Start of Block
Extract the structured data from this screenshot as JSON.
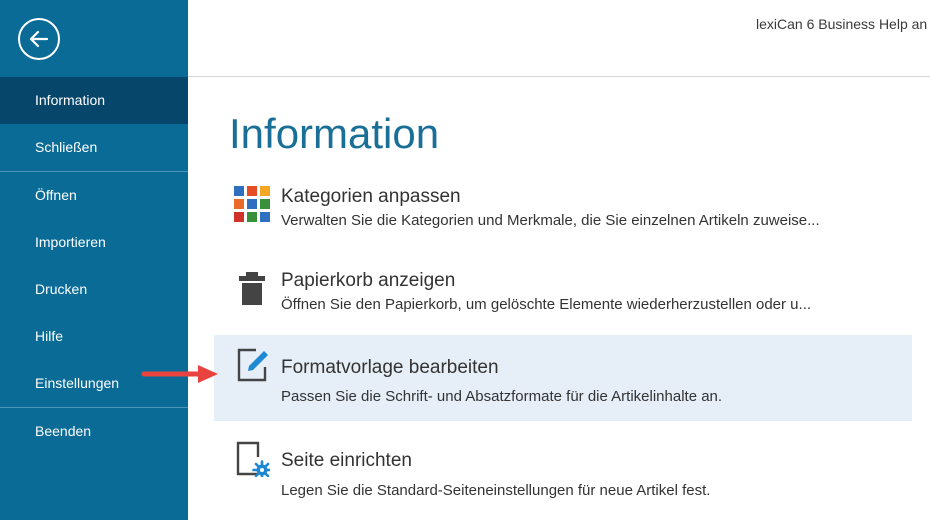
{
  "app_title": "lexiCan 6 Business Help an",
  "sidebar": {
    "back_icon": "back-arrow-icon",
    "items": [
      {
        "label": "Information",
        "active": true
      },
      {
        "label": "Schließen"
      },
      {
        "label": "Öffnen"
      },
      {
        "label": "Importieren"
      },
      {
        "label": "Drucken"
      },
      {
        "label": "Hilfe"
      },
      {
        "label": "Einstellungen"
      },
      {
        "label": "Beenden"
      }
    ]
  },
  "main": {
    "title": "Information",
    "options": [
      {
        "icon": "categories-grid-icon",
        "title": "Kategorien anpassen",
        "description": "Verwalten Sie die Kategorien und Merkmale, die Sie einzelnen Artikeln zuweise..."
      },
      {
        "icon": "trash-icon",
        "title": "Papierkorb anzeigen",
        "description": "Öffnen Sie den Papierkorb, um gelöschte Elemente wiederherzustellen oder u..."
      },
      {
        "icon": "edit-template-icon",
        "title": "Formatvorlage bearbeiten",
        "description": "Passen Sie die Schrift- und Absatzformate für die Artikelinhalte an.",
        "highlighted": true
      },
      {
        "icon": "page-setup-icon",
        "title": "Seite einrichten",
        "description": "Legen Sie die Standard-Seiteneinstellungen für neue Artikel fest."
      }
    ]
  },
  "colors": {
    "sidebar": "#0a6b96",
    "sidebar_active": "#05466a",
    "title_blue": "#1a6f96",
    "highlight": "#e6eef8",
    "annotation_arrow": "#e8433e"
  }
}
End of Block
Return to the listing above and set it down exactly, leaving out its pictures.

Extract the structured data from this screenshot as JSON.
{
  "app_title": "lexiCan 6 Business Help an",
  "sidebar": {
    "back_icon": "back-arrow-icon",
    "items": [
      {
        "label": "Information",
        "active": true
      },
      {
        "label": "Schließen"
      },
      {
        "label": "Öffnen"
      },
      {
        "label": "Importieren"
      },
      {
        "label": "Drucken"
      },
      {
        "label": "Hilfe"
      },
      {
        "label": "Einstellungen"
      },
      {
        "label": "Beenden"
      }
    ]
  },
  "main": {
    "title": "Information",
    "options": [
      {
        "icon": "categories-grid-icon",
        "title": "Kategorien anpassen",
        "description": "Verwalten Sie die Kategorien und Merkmale, die Sie einzelnen Artikeln zuweise..."
      },
      {
        "icon": "trash-icon",
        "title": "Papierkorb anzeigen",
        "description": "Öffnen Sie den Papierkorb, um gelöschte Elemente wiederherzustellen oder u..."
      },
      {
        "icon": "edit-template-icon",
        "title": "Formatvorlage bearbeiten",
        "description": "Passen Sie die Schrift- und Absatzformate für die Artikelinhalte an.",
        "highlighted": true
      },
      {
        "icon": "page-setup-icon",
        "title": "Seite einrichten",
        "description": "Legen Sie die Standard-Seiteneinstellungen für neue Artikel fest."
      }
    ]
  },
  "colors": {
    "sidebar": "#0a6b96",
    "sidebar_active": "#05466a",
    "title_blue": "#1a6f96",
    "highlight": "#e6eef8",
    "annotation_arrow": "#e8433e"
  }
}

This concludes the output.